Canadian Anti-Terror Law Not Struck Down - Only Fair Trial Demanded
When the Supreme Court of Canada's decision on Security Certificates (the governments right to hold non-resident Canadians suspected of terrorist activities indefinitely without trial) was announced, headlines everywhere shouted that Canada's anti terror legislation had been found unconstitutional. In actual fact what the Court had ruled was that indefinite imprisonment on the grounds of suspected terrorism was on occasion necessary for reasons of national security, but defendants did deserve a chance to defend themselves, know the charges against them, and have proper representation in court.
They ruled that the Canadian government had a year to come up with a solution to this aspect of the Security Certificate law or face the possibility of it being declared unconstitutional. The Court suggested the Canadian government look to a system the British have developed to deal with the same set of circumstances.
But according to lawyers who have worked in the British system, it is fact unworkable and no more then a …"fig leaf of respectability and legitimacy to a process which I found odious." Ian Macdonald was a senior member of the team of defence lawyers who were responsible to help defend those detained on the British equivalent of Security Certificates, and obviously from that quote did not think very highly of the system.
Ten years ago Prime Minister Tony Blair of Great Britain authorized the formation of a special panel of defence attorneys who were given the highest possible security clearance. These lawyers were then allowed to represent those individuals being held under the security act by cross examining security agents, and arguing before judges for disclosure of material the state was using as evidence.
But Mr. Macdonald, whose retirement two years ago from the fifteen-member lawyer's panel causes a political furor, said the system was flawed and the hearings were a sham. Since his resignation one other lawyer has resigned, and nine others appeared before a British House of Commons constitutional committee saying they did not believe the process made it possible that those detained received justice.
It is interesting to note that the former Liberal Party of Canada Public Safety Minister Anne McLellan in the previous government had considered this alternative in 2005. For unknown reasons she did not pursue the matter, but it can only be assumed that she or her staff deemed it unworkable for some reason or another.
The problem Mr. Macdonald said was the fact they were dealing with vague security risk assessments as provided by special agents, not hard and fast facts like is normal in a criminal law case. So instead of a report by a police officer stating so and so was seen meeting with so and so and carrying away an AK-47 and enough plastic explosive to blow up Buckingham Palace they would receive comments like; he's of Syrian descent, was seen in the company of people who have in the past been considered potential threats, and he could represent some sort of threat to the crown.
That's not really the type of information a lawyer can rebut very easily, because he is not being told anything conclusive. But instead of those cases being dismissed for lack of evidence the Certificates were issued and defendants detained indefinitely. Hence Mr. Macdonald's fig leaf comment and his refusal to keep working for the panel of lawyers.
Will Canada's Supreme Court justices be satisfied with a result of that nature, where only the appearance of due process is given?
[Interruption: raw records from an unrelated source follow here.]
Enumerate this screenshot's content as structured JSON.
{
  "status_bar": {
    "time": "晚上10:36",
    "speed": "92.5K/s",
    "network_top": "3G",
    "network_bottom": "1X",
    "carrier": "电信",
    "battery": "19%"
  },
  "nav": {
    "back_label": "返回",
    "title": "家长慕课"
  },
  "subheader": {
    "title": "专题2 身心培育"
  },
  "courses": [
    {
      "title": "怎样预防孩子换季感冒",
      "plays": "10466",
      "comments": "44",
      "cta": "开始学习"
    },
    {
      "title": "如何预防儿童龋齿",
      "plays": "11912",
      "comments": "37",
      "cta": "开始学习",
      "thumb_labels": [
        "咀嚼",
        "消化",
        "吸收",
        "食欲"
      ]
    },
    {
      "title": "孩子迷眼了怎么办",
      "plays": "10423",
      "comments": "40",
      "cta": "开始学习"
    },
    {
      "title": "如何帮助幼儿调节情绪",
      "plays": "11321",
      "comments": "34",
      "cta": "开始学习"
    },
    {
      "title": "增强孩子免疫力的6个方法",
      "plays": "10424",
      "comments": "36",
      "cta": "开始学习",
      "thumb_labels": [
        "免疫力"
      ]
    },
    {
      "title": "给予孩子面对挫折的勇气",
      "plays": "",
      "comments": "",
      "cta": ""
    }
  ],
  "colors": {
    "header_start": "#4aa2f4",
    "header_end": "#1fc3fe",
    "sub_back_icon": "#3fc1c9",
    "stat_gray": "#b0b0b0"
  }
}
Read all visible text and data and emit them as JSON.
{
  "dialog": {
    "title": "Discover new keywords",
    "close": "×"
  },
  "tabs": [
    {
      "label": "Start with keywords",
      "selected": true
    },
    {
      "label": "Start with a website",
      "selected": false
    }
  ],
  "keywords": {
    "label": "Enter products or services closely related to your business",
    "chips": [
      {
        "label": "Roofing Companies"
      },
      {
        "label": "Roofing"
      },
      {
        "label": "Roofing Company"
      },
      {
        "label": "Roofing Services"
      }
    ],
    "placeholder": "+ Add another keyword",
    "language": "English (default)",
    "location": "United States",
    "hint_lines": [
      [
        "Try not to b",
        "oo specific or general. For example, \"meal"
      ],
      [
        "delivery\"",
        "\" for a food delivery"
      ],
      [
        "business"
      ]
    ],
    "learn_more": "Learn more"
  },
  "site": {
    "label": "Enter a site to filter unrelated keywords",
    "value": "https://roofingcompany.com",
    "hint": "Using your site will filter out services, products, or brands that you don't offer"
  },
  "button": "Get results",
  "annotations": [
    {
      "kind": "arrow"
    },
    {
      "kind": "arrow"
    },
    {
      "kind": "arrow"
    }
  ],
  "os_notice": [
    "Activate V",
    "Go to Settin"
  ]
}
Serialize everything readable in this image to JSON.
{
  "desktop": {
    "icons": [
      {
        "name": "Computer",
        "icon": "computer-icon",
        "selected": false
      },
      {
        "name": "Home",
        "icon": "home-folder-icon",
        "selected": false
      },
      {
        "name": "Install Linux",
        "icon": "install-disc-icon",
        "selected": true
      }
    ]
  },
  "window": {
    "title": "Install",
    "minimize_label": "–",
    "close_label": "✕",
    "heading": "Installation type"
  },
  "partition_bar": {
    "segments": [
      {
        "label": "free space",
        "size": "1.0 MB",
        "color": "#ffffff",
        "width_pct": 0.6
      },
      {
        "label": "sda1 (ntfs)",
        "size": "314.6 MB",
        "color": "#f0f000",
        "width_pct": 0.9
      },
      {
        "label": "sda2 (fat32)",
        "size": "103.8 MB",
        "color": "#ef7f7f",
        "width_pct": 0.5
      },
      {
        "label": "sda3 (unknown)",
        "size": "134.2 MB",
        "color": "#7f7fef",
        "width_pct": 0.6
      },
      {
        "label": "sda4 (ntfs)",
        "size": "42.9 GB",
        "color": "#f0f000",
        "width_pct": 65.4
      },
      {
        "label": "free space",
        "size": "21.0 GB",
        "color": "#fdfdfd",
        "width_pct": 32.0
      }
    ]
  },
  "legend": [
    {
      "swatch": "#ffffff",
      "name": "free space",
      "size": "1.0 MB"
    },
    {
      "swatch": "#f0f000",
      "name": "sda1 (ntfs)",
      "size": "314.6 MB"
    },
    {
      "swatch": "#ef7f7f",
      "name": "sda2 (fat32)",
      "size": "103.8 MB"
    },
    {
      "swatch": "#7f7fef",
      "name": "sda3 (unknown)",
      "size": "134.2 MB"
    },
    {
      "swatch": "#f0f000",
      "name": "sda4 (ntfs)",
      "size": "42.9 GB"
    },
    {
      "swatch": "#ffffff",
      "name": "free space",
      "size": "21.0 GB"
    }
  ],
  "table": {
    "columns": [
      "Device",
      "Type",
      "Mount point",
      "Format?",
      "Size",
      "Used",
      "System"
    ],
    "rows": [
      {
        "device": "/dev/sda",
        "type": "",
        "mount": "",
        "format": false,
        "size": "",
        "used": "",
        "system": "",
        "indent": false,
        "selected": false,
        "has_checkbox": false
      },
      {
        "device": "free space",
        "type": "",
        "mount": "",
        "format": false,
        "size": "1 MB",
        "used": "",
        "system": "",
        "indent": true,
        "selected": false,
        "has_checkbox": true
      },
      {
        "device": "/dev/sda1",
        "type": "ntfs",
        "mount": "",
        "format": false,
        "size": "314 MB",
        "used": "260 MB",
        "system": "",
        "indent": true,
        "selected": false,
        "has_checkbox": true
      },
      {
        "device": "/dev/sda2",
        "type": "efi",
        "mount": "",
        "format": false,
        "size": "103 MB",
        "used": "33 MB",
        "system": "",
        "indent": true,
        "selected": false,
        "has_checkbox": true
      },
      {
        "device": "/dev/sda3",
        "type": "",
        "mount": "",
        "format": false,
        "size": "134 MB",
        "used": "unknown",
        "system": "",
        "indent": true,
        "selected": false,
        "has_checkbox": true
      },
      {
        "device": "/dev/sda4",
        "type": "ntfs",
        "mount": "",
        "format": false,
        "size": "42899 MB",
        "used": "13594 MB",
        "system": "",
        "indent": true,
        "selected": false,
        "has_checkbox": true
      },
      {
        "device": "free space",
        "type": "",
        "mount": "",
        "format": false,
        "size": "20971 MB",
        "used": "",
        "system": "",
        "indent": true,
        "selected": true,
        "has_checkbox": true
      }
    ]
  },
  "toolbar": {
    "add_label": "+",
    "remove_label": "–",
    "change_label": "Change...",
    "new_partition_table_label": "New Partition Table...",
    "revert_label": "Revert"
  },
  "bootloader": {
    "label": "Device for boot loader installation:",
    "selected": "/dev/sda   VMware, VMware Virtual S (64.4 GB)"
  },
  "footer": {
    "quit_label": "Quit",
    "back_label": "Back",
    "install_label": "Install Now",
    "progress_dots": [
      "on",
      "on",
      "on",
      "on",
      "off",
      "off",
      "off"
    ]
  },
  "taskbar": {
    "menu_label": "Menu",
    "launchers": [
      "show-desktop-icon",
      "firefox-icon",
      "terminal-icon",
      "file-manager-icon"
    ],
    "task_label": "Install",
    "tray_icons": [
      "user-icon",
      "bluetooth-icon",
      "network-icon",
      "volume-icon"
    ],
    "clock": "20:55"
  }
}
Will they insist the government ensure that a real case has to be made against defendants not just vague assurances that he or she posses some sort of threat to peace and stability? A case that will allow a defence attorney to examine real evidence being used against his or her client and enable him or her to mount some semblance of a defence?
If not there would be no real point in appointing any lawyers because it would just be wasting the taxpayer's money. I think the Court should have insisted that not only does the government come up with a system where the defendant can contest their confinement, but are also forced to offer assurances that the system implemented is more then just a veneer of respectability over the same old process.
What the Supreme Court of Canada did last Friday, February 23rd /07 was not strike down the idea of indefinite confinement under the Security Certificate system, but they reinforced the right of every person in our society to have representation during legal proceedings against them no matter what the circumstances. It's now up to the government of Canada to comply with this ruling, and hopefully in a way that is more then just the illusion of justice.